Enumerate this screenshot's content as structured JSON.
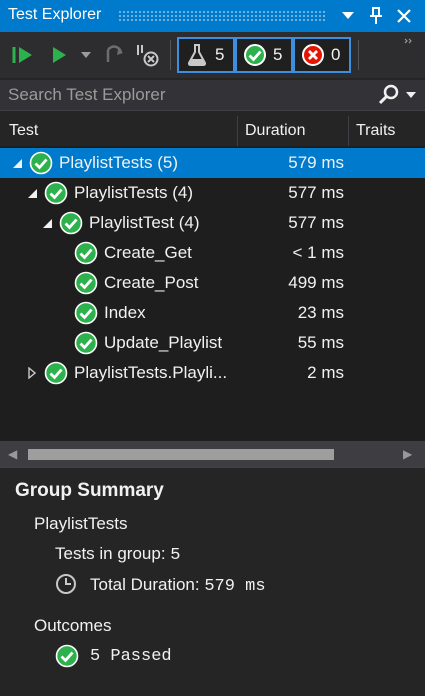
{
  "window": {
    "title": "Test Explorer",
    "menu_icon": "dropdown-arrow-icon",
    "pin_icon": "pin-icon",
    "close_icon": "close-icon"
  },
  "toolbar": {
    "run_all_icon": "run-all-icon",
    "run_icon": "run-icon",
    "refresh_icon": "refresh-icon",
    "cancel_icon": "cancel-icon",
    "filters": [
      {
        "icon": "flask-icon",
        "count": "5"
      },
      {
        "icon": "passed-icon",
        "count": "5"
      },
      {
        "icon": "failed-icon",
        "count": "0"
      }
    ],
    "overflow_icon": "overflow-icon"
  },
  "search": {
    "placeholder": "Search Test Explorer",
    "value": ""
  },
  "columns": {
    "test": "Test",
    "duration": "Duration",
    "traits": "Traits"
  },
  "rows": [
    {
      "name": "PlaylistTests",
      "count": "(5)",
      "duration": "579 ms",
      "level": 0,
      "expander": "expanded",
      "selected": true
    },
    {
      "name": "PlaylistTests",
      "count": "(4)",
      "duration": "577 ms",
      "level": 1,
      "expander": "expanded",
      "selected": false
    },
    {
      "name": "PlaylistTest",
      "count": "(4)",
      "duration": "577 ms",
      "level": 2,
      "expander": "expanded",
      "selected": false
    },
    {
      "name": "Create_Get",
      "count": "",
      "duration": "< 1 ms",
      "level": 3,
      "expander": "none",
      "selected": false
    },
    {
      "name": "Create_Post",
      "count": "",
      "duration": "499 ms",
      "level": 3,
      "expander": "none",
      "selected": false
    },
    {
      "name": "Index",
      "count": "",
      "duration": "23 ms",
      "level": 3,
      "expander": "none",
      "selected": false
    },
    {
      "name": "Update_Playlist",
      "count": "",
      "duration": "55 ms",
      "level": 3,
      "expander": "none",
      "selected": false
    },
    {
      "name": "PlaylistTests.Playli...",
      "count": "",
      "duration": "2 ms",
      "level": 1,
      "expander": "collapsed",
      "selected": false
    }
  ],
  "summary": {
    "heading": "Group Summary",
    "group_name": "PlaylistTests",
    "tests_in_group_label": "Tests in group:",
    "tests_in_group_value": "5",
    "total_duration_label": "Total Duration:",
    "total_duration_value": "579 ms",
    "outcomes_label": "Outcomes",
    "passed_text": "5 Passed"
  },
  "colors": {
    "accent": "#007acc",
    "pass": "#2db14c",
    "fail": "#e51400",
    "filter_border": "#3e8ede"
  }
}
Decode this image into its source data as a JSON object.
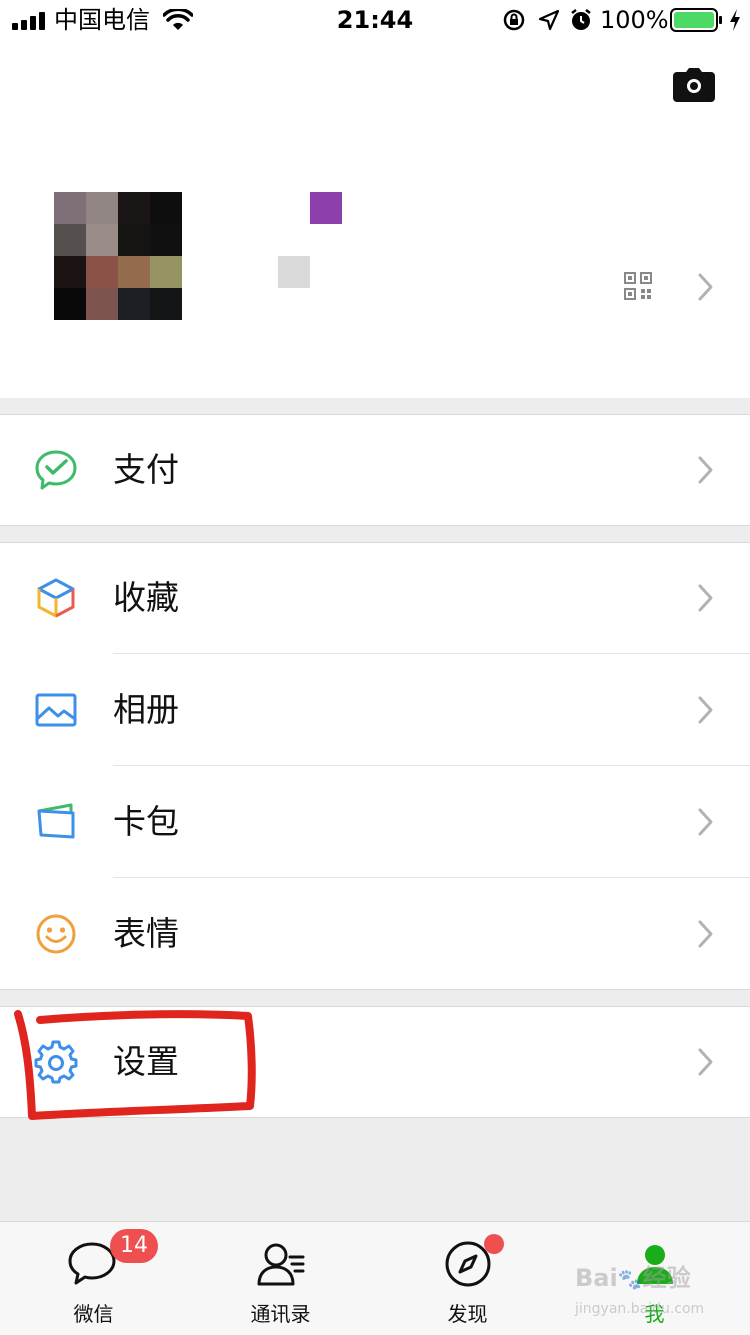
{
  "status_bar": {
    "carrier": "中国电信",
    "time": "21:44",
    "battery": "100%"
  },
  "profile": {
    "camera_icon": "camera-icon",
    "qr_icon": "qr-code-icon"
  },
  "menu": {
    "pay": "支付",
    "favorites": "收藏",
    "album": "相册",
    "cards": "卡包",
    "stickers": "表情",
    "settings": "设置"
  },
  "tabs": [
    {
      "label": "微信",
      "badge": "14"
    },
    {
      "label": "通讯录"
    },
    {
      "label": "发现"
    },
    {
      "label": "我"
    }
  ],
  "colors": {
    "accent_green": "#1aad19",
    "badge_red": "#f04f4f",
    "highlight_red": "#e0241e"
  },
  "watermark": "Baidu 经验 jingyan.baidu.com"
}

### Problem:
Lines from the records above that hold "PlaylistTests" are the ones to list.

### Answer box:
      "name": "PlaylistTests",
      "name": "PlaylistTests",
      "name": "PlaylistTests.Playli...",
    "group_name": "PlaylistTests",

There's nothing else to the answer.